▸ What you have to do
The answer must be every line below that holds the word "level".
● ● ● ● ●
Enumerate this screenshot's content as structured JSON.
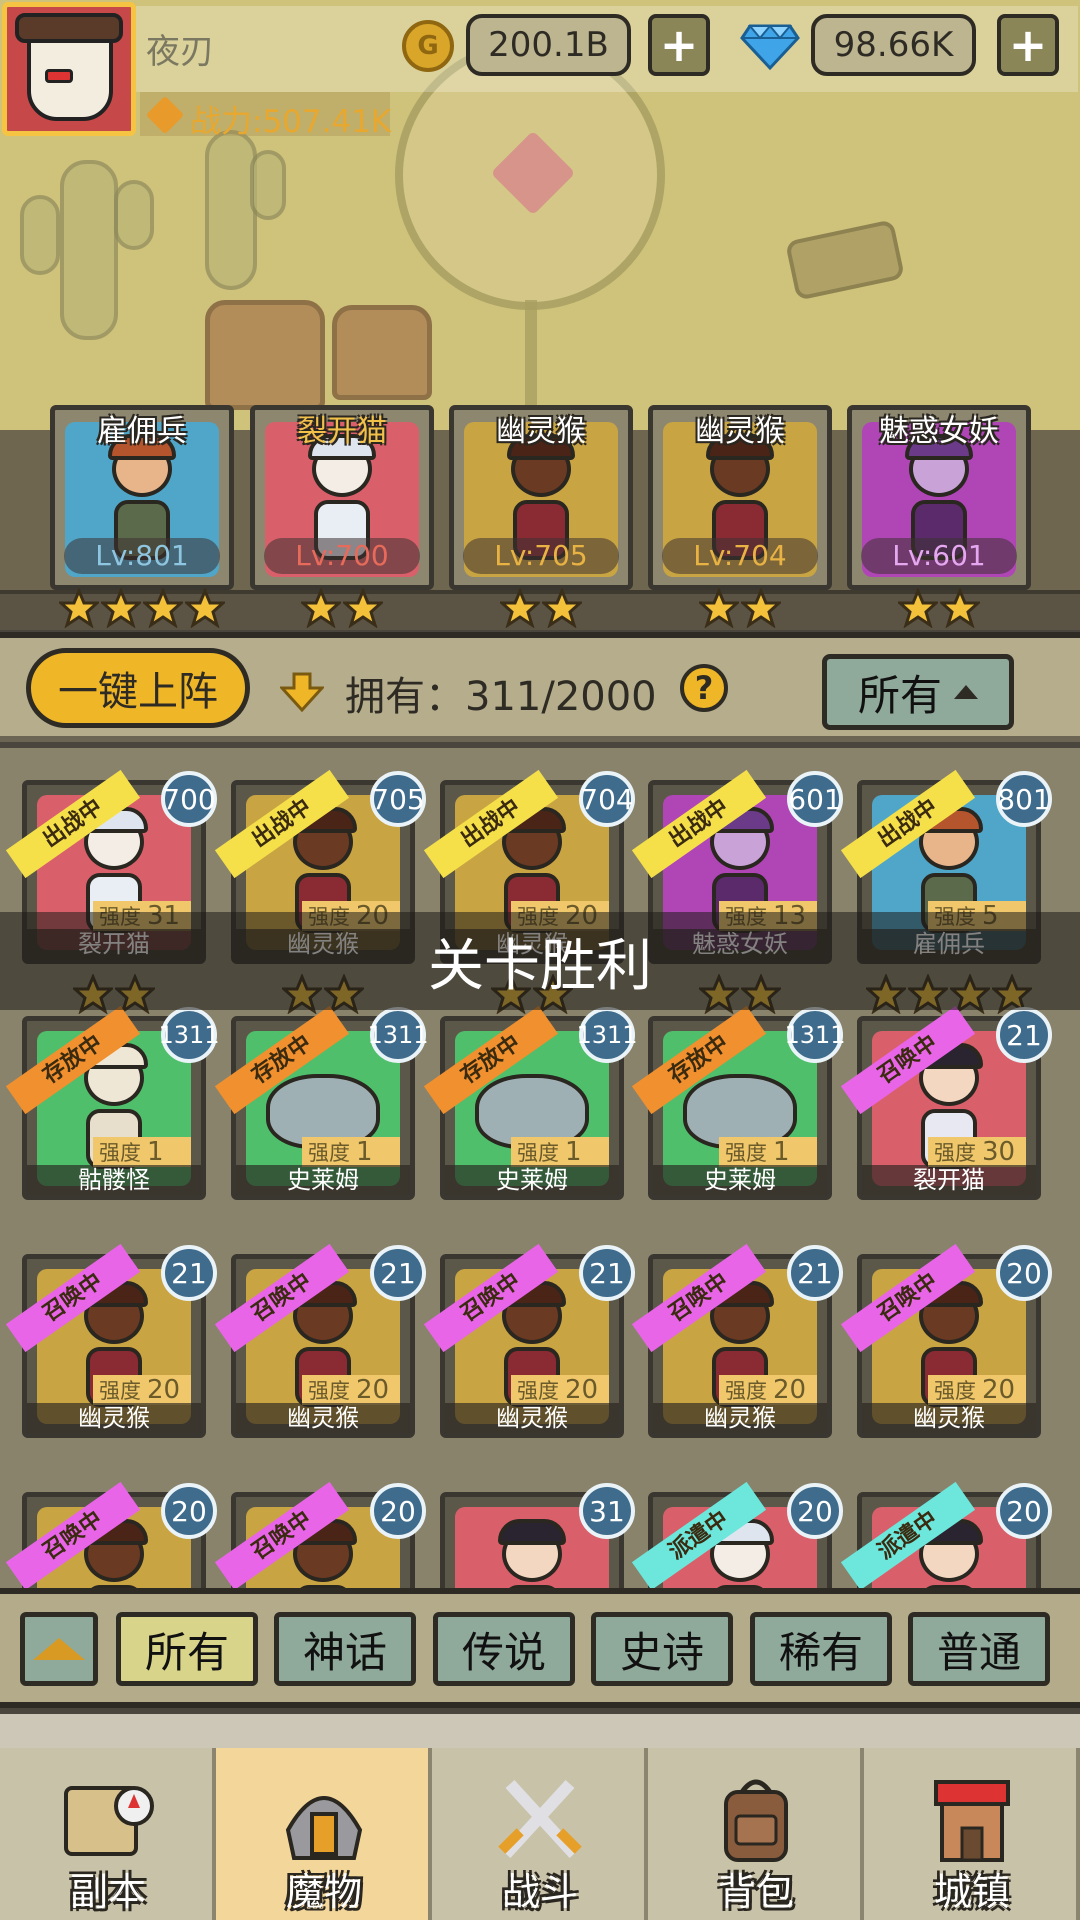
{
  "player": {
    "name": "夜刃",
    "power": "战力:507.41K"
  },
  "resources": {
    "coins": "200.1B",
    "gems": "98.66K",
    "plus": "+"
  },
  "team": [
    {
      "name": "雇佣兵",
      "level": "Lv:801",
      "stars": 4,
      "name_color": "#ffffff",
      "lv_color": "#8ec5e0",
      "bg": "#4fa6c9",
      "hero": "mercenary"
    },
    {
      "name": "裂开猫",
      "level": "Lv:700",
      "stars": 2,
      "name_color": "#f2c14a",
      "lv_color": "#e76a5a",
      "bg": "#d9606a",
      "hero": "cat"
    },
    {
      "name": "幽灵猴",
      "level": "Lv:705",
      "stars": 2,
      "name_color": "#ffffff",
      "lv_color": "#e9b344",
      "bg": "#c9a443",
      "hero": "monkey"
    },
    {
      "name": "幽灵猴",
      "level": "Lv:704",
      "stars": 2,
      "name_color": "#ffffff",
      "lv_color": "#e9b344",
      "bg": "#c9a443",
      "hero": "monkey"
    },
    {
      "name": "魅惑女妖",
      "level": "Lv:601",
      "stars": 2,
      "name_color": "#ffffff",
      "lv_color": "#e5a8f0",
      "bg": "#b046b6",
      "hero": "succubus"
    }
  ],
  "roster_header": {
    "one_key": "一键上阵",
    "owned": "拥有：311/2000",
    "help": "?",
    "filter": "所有"
  },
  "victory": "关卡胜利",
  "strength_label": "强度",
  "cards": [
    {
      "name": "裂开猫",
      "badge": "700",
      "ribbon": "出战中",
      "strength": "31",
      "bg": "#d9606a",
      "hero": "cat",
      "stars": 2
    },
    {
      "name": "幽灵猴",
      "badge": "705",
      "ribbon": "出战中",
      "strength": "20",
      "bg": "#c9a443",
      "hero": "monkey",
      "stars": 2
    },
    {
      "name": "幽灵猴",
      "badge": "704",
      "ribbon": "出战中",
      "strength": "20",
      "bg": "#c9a443",
      "hero": "monkey",
      "stars": 2
    },
    {
      "name": "魅惑女妖",
      "badge": "601",
      "ribbon": "出战中",
      "strength": "13",
      "bg": "#b046b6",
      "hero": "succubus",
      "stars": 2
    },
    {
      "name": "雇佣兵",
      "badge": "801",
      "ribbon": "出战中",
      "strength": "5",
      "bg": "#4fa6c9",
      "hero": "mercenary",
      "stars": 4
    },
    {
      "name": "骷髅怪",
      "badge": "1311",
      "ribbon": "存放中",
      "strength": "1",
      "bg": "#4fbf6b",
      "hero": "skeleton",
      "stars": 0
    },
    {
      "name": "史莱姆",
      "badge": "1311",
      "ribbon": "存放中",
      "strength": "1",
      "bg": "#4fbf6b",
      "hero": "slime",
      "stars": 0
    },
    {
      "name": "史莱姆",
      "badge": "1311",
      "ribbon": "存放中",
      "strength": "1",
      "bg": "#4fbf6b",
      "hero": "slime",
      "stars": 0
    },
    {
      "name": "史莱姆",
      "badge": "1311",
      "ribbon": "存放中",
      "strength": "1",
      "bg": "#4fbf6b",
      "hero": "slime",
      "stars": 0
    },
    {
      "name": "裂开猫",
      "badge": "21",
      "ribbon": "召唤中",
      "strength": "30",
      "bg": "#d9606a",
      "hero": "catgirl",
      "stars": 0
    },
    {
      "name": "幽灵猴",
      "badge": "21",
      "ribbon": "召唤中",
      "strength": "20",
      "bg": "#c9a443",
      "hero": "monkey",
      "stars": 0
    },
    {
      "name": "幽灵猴",
      "badge": "21",
      "ribbon": "召唤中",
      "strength": "20",
      "bg": "#c9a443",
      "hero": "monkey",
      "stars": 0
    },
    {
      "name": "幽灵猴",
      "badge": "21",
      "ribbon": "召唤中",
      "strength": "20",
      "bg": "#c9a443",
      "hero": "monkey",
      "stars": 0
    },
    {
      "name": "幽灵猴",
      "badge": "21",
      "ribbon": "召唤中",
      "strength": "20",
      "bg": "#c9a443",
      "hero": "monkey",
      "stars": 0
    },
    {
      "name": "幽灵猴",
      "badge": "20",
      "ribbon": "召唤中",
      "strength": "20",
      "bg": "#c9a443",
      "hero": "monkey",
      "stars": 0
    },
    {
      "name": "",
      "badge": "20",
      "ribbon": "召唤中",
      "strength": "",
      "bg": "#c9a443",
      "hero": "monkey",
      "stars": 0
    },
    {
      "name": "",
      "badge": "20",
      "ribbon": "召唤中",
      "strength": "",
      "bg": "#c9a443",
      "hero": "monkey",
      "stars": 0
    },
    {
      "name": "",
      "badge": "31",
      "ribbon": "",
      "strength": "",
      "bg": "#d9606a",
      "hero": "catgirl",
      "stars": 0
    },
    {
      "name": "",
      "badge": "20",
      "ribbon": "派遣中",
      "strength": "",
      "bg": "#d9606a",
      "hero": "cat",
      "stars": 0
    },
    {
      "name": "",
      "badge": "20",
      "ribbon": "派遣中",
      "strength": "",
      "bg": "#d9606a",
      "hero": "catgirl",
      "stars": 0
    }
  ],
  "ribbon_colors": {
    "出战中": "#f5e04a",
    "存放中": "#f0902e",
    "召唤中": "#e865e8",
    "派遣中": "#6de6dc"
  },
  "rarity_tabs": [
    {
      "label": "所有",
      "active": true
    },
    {
      "label": "神话",
      "active": false
    },
    {
      "label": "传说",
      "active": false
    },
    {
      "label": "史诗",
      "active": false
    },
    {
      "label": "稀有",
      "active": false
    },
    {
      "label": "普通",
      "active": false
    }
  ],
  "nav": [
    {
      "label": "副本",
      "icon": "map-icon",
      "active": false
    },
    {
      "label": "魔物",
      "icon": "monster-helmet-icon",
      "active": true
    },
    {
      "label": "战斗",
      "icon": "crossed-swords-icon",
      "active": false
    },
    {
      "label": "背包",
      "icon": "backpack-icon",
      "active": false
    },
    {
      "label": "城镇",
      "icon": "shop-icon",
      "active": false
    }
  ]
}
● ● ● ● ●
▸ Exercise output
      "level": "Lv:801",
      "level": "Lv:700",
      "level": "Lv:705",
      "level": "Lv:704",
      "level": "Lv:601",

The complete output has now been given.